Can maternal depression increase infant risk of illness and growth impairment in developing countries?

Child Care Health Dev. 2002 Jan;28(1):51-6. doi: 10.1046/j.1365-2214.2002.00239.x.


Despite relative improvement in living conditions and availability of modern healthcare, infant mortality rates continue to be very high in many developing countries. High rates of depression have also been reported in women in these countries. The continuous care and attention of children is a demanding task, and poor physical or mental health in mothers might be expected to have adverse consequences on their children's health, nutrition and psychological well-being. Review of published literature reveals very little research in developing countries on the association between poor mental health in mothers and the subsequent physical well-being of their children. We hypothesize that the level of care provided by mothers with depression may put their infants at higher risk of infection and impaired growth, compared with infants of mothers without depression. We outline approaches to test such a hypothesis in a developing country, and discuss its implications.

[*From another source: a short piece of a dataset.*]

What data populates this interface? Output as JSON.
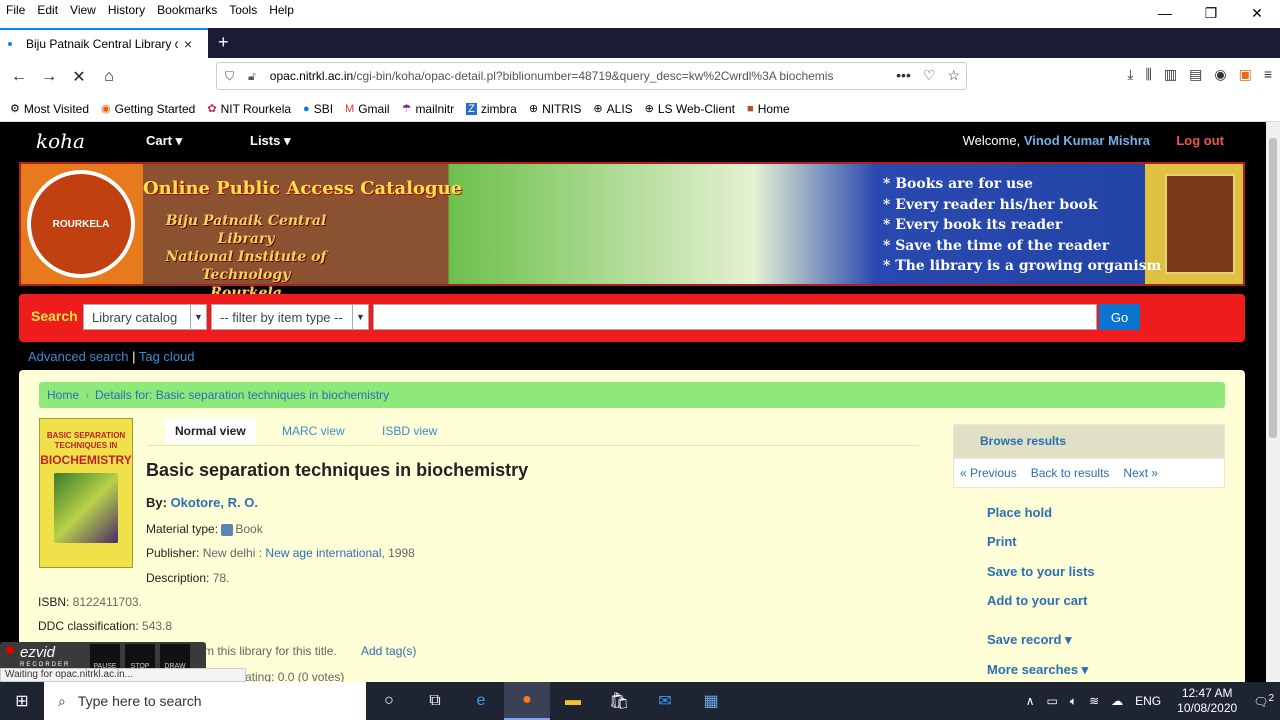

MeSH terms

  • Adult
  • Child Development*
  • Depressive Disorder / complications*
  • Depressive Disorder / epidemiology
  • Developing Countries*
  • Female
  • Growth Disorders / complications
  • Growth Disorders / epidemiology
  • Health Status Indicators
  • Humans
  • Infant
  • Infant Mortality
  • Infant Welfare*
  • Maternal Welfare*
  • Pregnancy
  • Risk Factors